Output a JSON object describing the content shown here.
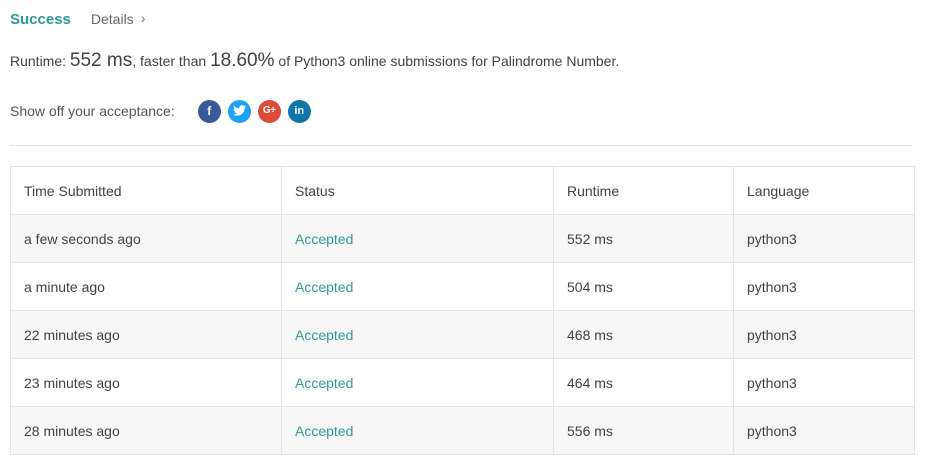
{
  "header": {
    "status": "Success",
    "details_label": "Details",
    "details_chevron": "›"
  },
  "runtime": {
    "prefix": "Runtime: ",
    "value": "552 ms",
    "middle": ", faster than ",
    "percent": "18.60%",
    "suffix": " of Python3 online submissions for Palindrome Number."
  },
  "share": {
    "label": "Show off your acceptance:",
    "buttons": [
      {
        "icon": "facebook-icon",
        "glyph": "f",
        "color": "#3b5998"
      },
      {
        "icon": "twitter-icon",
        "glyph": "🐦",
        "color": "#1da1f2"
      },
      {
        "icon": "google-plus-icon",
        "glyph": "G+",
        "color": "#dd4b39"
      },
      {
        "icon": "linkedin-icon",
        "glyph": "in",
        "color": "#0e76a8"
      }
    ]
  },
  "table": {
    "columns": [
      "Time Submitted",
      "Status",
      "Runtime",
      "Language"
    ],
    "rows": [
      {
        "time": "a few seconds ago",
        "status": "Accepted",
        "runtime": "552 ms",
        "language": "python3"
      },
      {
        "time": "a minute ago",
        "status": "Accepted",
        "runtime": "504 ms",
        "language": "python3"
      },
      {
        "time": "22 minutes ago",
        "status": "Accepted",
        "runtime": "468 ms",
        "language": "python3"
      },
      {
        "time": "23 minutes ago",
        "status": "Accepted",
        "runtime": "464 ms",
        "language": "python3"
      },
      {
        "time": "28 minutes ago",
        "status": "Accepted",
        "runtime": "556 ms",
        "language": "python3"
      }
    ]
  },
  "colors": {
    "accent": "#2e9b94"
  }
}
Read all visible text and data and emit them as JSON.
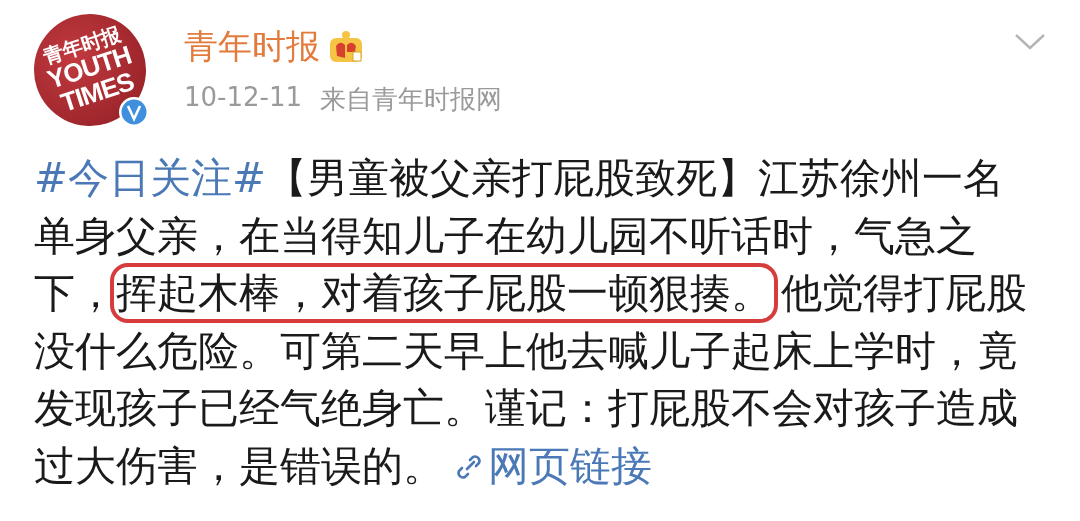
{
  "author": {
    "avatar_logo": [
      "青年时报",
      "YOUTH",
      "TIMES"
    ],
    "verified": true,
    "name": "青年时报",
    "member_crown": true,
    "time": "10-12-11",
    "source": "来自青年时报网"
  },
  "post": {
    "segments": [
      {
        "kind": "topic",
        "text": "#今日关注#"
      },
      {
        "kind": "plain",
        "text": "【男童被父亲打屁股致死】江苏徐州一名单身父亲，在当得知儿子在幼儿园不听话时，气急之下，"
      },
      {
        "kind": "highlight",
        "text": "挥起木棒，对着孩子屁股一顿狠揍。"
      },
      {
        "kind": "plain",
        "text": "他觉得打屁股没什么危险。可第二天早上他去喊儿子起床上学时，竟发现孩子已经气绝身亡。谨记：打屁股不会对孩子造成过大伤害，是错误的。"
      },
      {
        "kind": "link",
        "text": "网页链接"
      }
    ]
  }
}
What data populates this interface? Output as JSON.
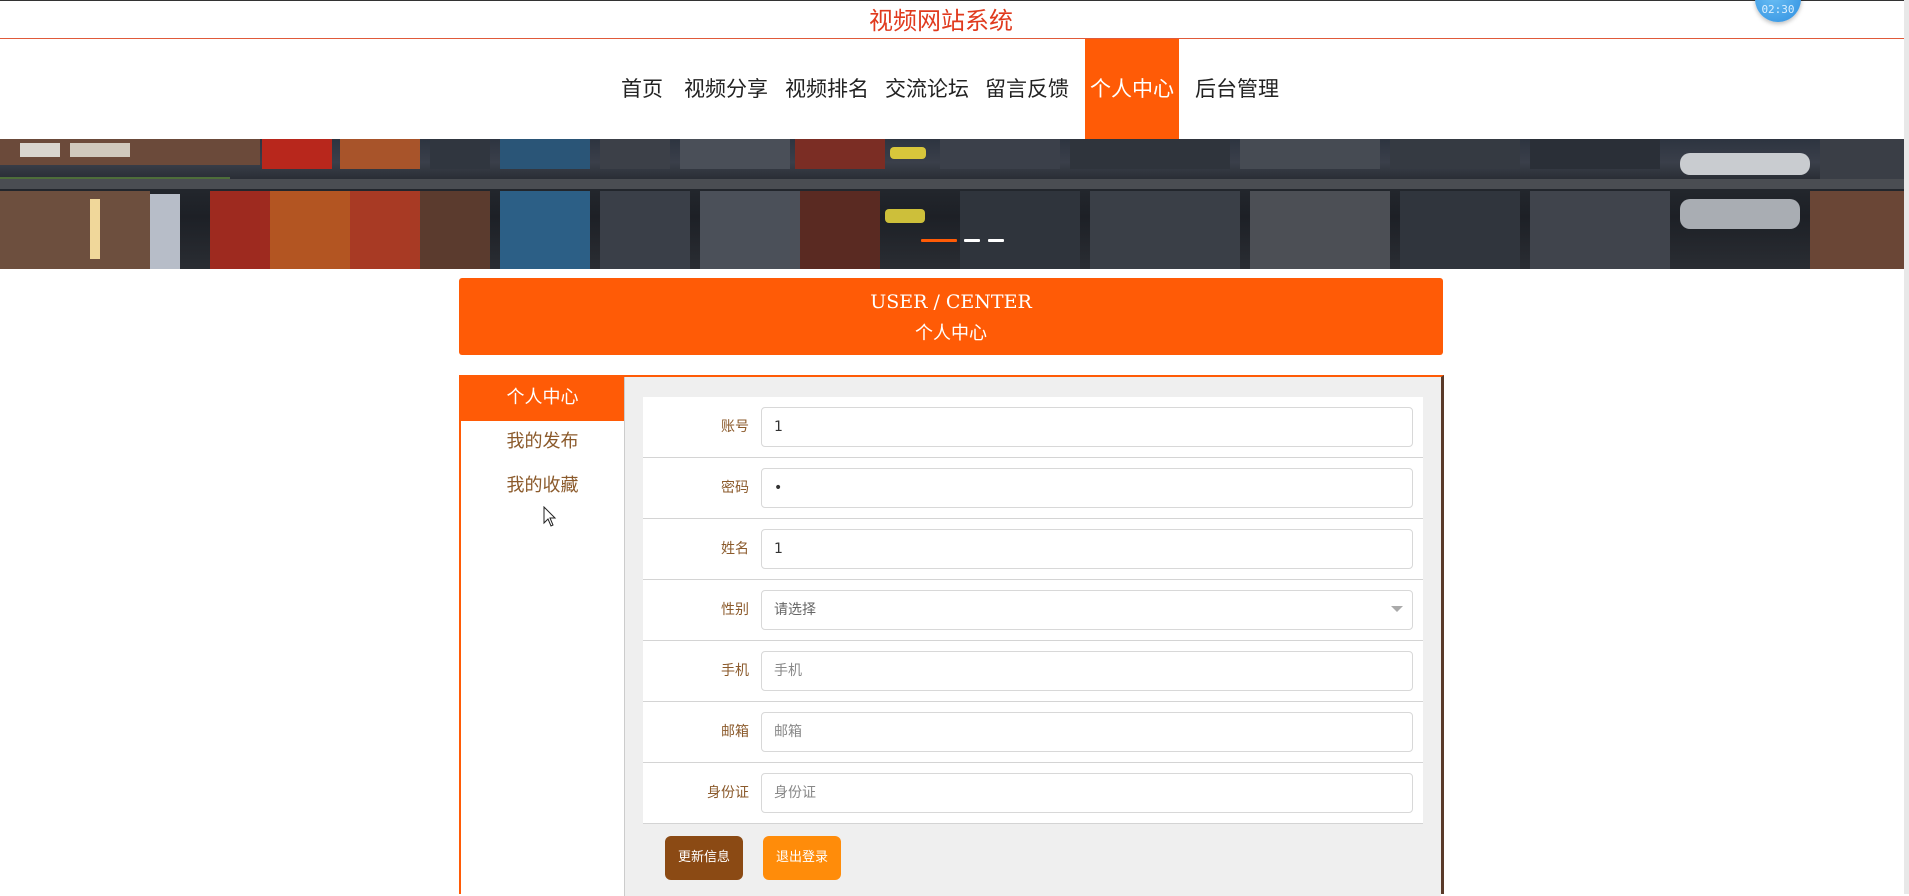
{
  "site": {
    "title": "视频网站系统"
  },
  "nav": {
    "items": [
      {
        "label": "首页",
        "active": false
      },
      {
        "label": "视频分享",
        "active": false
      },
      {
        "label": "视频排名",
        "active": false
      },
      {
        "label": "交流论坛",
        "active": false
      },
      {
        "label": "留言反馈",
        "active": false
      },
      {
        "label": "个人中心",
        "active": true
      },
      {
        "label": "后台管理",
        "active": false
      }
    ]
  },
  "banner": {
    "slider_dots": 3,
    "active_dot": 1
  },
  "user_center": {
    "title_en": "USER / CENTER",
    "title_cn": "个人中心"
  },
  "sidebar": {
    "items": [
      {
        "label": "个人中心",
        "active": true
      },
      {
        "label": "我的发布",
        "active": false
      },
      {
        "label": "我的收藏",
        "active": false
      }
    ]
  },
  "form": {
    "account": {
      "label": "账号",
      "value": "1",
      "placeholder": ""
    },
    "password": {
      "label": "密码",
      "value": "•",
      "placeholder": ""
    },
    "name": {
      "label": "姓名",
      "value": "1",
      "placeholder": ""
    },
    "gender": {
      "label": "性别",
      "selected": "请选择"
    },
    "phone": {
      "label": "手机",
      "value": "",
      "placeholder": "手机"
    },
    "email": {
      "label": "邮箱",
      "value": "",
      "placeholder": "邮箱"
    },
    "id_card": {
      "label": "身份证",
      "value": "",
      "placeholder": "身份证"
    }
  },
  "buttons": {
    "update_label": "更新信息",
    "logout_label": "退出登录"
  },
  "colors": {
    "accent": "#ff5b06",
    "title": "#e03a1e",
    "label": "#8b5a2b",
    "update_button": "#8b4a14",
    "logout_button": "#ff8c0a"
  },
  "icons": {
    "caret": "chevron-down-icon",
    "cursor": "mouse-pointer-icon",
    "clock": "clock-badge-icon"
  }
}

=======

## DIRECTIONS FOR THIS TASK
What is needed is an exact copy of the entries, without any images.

## ANSWER BOX
Output a JSON object describing the content shown here.
{
  "header": {
    "status": "Success",
    "details_label": "Details",
    "details_chevron": "›"
  },
  "runtime": {
    "prefix": "Runtime: ",
    "value": "552 ms",
    "middle": ", faster than ",
    "percent": "18.60%",
    "suffix": " of Python3 online submissions for Palindrome Number."
  },
  "share": {
    "label": "Show off your acceptance:",
    "buttons": [
      {
        "icon": "facebook-icon",
        "glyph": "f",
        "color": "#3b5998"
      },
      {
        "icon": "twitter-icon",
        "glyph": "🐦",
        "color": "#1da1f2"
      },
      {
        "icon": "google-plus-icon",
        "glyph": "G+",
        "color": "#dd4b39"
      },
      {
        "icon": "linkedin-icon",
        "glyph": "in",
        "color": "#0e76a8"
      }
    ]
  },
  "table": {
    "columns": [
      "Time Submitted",
      "Status",
      "Runtime",
      "Language"
    ],
    "rows": [
      {
        "time": "a few seconds ago",
        "status": "Accepted",
        "runtime": "552 ms",
        "language": "python3"
      },
      {
        "time": "a minute ago",
        "status": "Accepted",
        "runtime": "504 ms",
        "language": "python3"
      },
      {
        "time": "22 minutes ago",
        "status": "Accepted",
        "runtime": "468 ms",
        "language": "python3"
      },
      {
        "time": "23 minutes ago",
        "status": "Accepted",
        "runtime": "464 ms",
        "language": "python3"
      },
      {
        "time": "28 minutes ago",
        "status": "Accepted",
        "runtime": "556 ms",
        "language": "python3"
      }
    ]
  },
  "colors": {
    "accent": "#2e9b94"
  }
}
Read all visible text and data and emit them as JSON.
{
  "author": {
    "avatar_logo": [
      "青年时报",
      "YOUTH",
      "TIMES"
    ],
    "verified": true,
    "name": "青年时报",
    "member_crown": true,
    "time": "10-12-11",
    "source": "来自青年时报网"
  },
  "post": {
    "segments": [
      {
        "kind": "topic",
        "text": "#今日关注#"
      },
      {
        "kind": "plain",
        "text": "【男童被父亲打屁股致死】江苏徐州一名单身父亲，在当得知儿子在幼儿园不听话时，气急之下，"
      },
      {
        "kind": "highlight",
        "text": "挥起木棒，对着孩子屁股一顿狠揍。"
      },
      {
        "kind": "plain",
        "text": "他觉得打屁股没什么危险。可第二天早上他去喊儿子起床上学时，竟发现孩子已经气绝身亡。谨记：打屁股不会对孩子造成过大伤害，是错误的。"
      },
      {
        "kind": "link",
        "text": "网页链接"
      }
    ]
  }
}
What data populates this interface? Output as JSON.
{
  "site": {
    "title": "视频网站系统"
  },
  "nav": {
    "items": [
      {
        "label": "首页",
        "active": false
      },
      {
        "label": "视频分享",
        "active": false
      },
      {
        "label": "视频排名",
        "active": false
      },
      {
        "label": "交流论坛",
        "active": false
      },
      {
        "label": "留言反馈",
        "active": false
      },
      {
        "label": "个人中心",
        "active": true
      },
      {
        "label": "后台管理",
        "active": false
      }
    ]
  },
  "banner": {
    "slider_dots": 3,
    "active_dot": 1
  },
  "user_center": {
    "title_en": "USER / CENTER",
    "title_cn": "个人中心"
  },
  "sidebar": {
    "items": [
      {
        "label": "个人中心",
        "active": true
      },
      {
        "label": "我的发布",
        "active": false
      },
      {
        "label": "我的收藏",
        "active": false
      }
    ]
  },
  "form": {
    "account": {
      "label": "账号",
      "value": "1",
      "placeholder": ""
    },
    "password": {
      "label": "密码",
      "value": "•",
      "placeholder": ""
    },
    "name": {
      "label": "姓名",
      "value": "1",
      "placeholder": ""
    },
    "gender": {
      "label": "性别",
      "selected": "请选择"
    },
    "phone": {
      "label": "手机",
      "value": "",
      "placeholder": "手机"
    },
    "email": {
      "label": "邮箱",
      "value": "",
      "placeholder": "邮箱"
    },
    "id_card": {
      "label": "身份证",
      "value": "",
      "placeholder": "身份证"
    }
  },
  "buttons": {
    "update_label": "更新信息",
    "logout_label": "退出登录"
  },
  "colors": {
    "accent": "#ff5b06",
    "title": "#e03a1e",
    "label": "#8b5a2b",
    "update_button": "#8b4a14",
    "logout_button": "#ff8c0a"
  },
  "icons": {
    "caret": "chevron-down-icon",
    "cursor": "mouse-pointer-icon",
    "clock": "clock-badge-icon"
  }
}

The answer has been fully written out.